### [WORK ORDER]
Every record below should be written out exactly; pictures stay out.

### [DATA]
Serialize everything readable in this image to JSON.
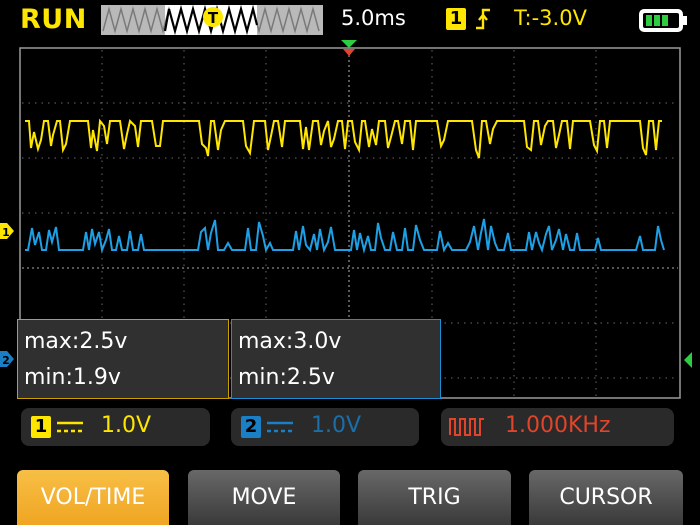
{
  "status": {
    "run_state": "RUN",
    "timebase": "5.0ms",
    "trigger_channel": "1",
    "trigger_level": "T:-3.0V",
    "trigger_marker": "T"
  },
  "markers": {
    "ch1": "1",
    "ch2": "2"
  },
  "measurements": [
    {
      "max": "max:2.5v",
      "min": "min:1.9v"
    },
    {
      "max": "max:3.0v",
      "min": "min:2.5v"
    }
  ],
  "channels": [
    {
      "badge": "1",
      "scale": "1.0V"
    },
    {
      "badge": "2",
      "scale": "1.0V"
    }
  ],
  "generator": {
    "freq": "1.000KHz"
  },
  "buttons": [
    "VOL/TIME",
    "MOVE",
    "TRIG",
    "CURSOR"
  ],
  "colors": {
    "ch1": "#ffe600",
    "ch2": "#1ea0e6",
    "accent": "#f2ac2c",
    "generator": "#e0442a"
  },
  "icons": [
    "rising-edge-icon",
    "battery-icon",
    "square-wave-icon"
  ]
}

### [RESPONSE BOX]
Serialize everything readable in this image to JSON.
{
  "status": {
    "run_state": "RUN",
    "timebase": "5.0ms",
    "trigger_channel": "1",
    "trigger_level": "T:-3.0V",
    "trigger_marker": "T"
  },
  "markers": {
    "ch1": "1",
    "ch2": "2"
  },
  "measurements": [
    {
      "max": "max:2.5v",
      "min": "min:1.9v"
    },
    {
      "max": "max:3.0v",
      "min": "min:2.5v"
    }
  ],
  "channels": [
    {
      "badge": "1",
      "scale": "1.0V"
    },
    {
      "badge": "2",
      "scale": "1.0V"
    }
  ],
  "generator": {
    "freq": "1.000KHz"
  },
  "buttons": [
    "VOL/TIME",
    "MOVE",
    "TRIG",
    "CURSOR"
  ],
  "colors": {
    "ch1": "#ffe600",
    "ch2": "#1ea0e6",
    "accent": "#f2ac2c",
    "generator": "#e0442a"
  },
  "icons": [
    "rising-edge-icon",
    "battery-icon",
    "square-wave-icon"
  ]
}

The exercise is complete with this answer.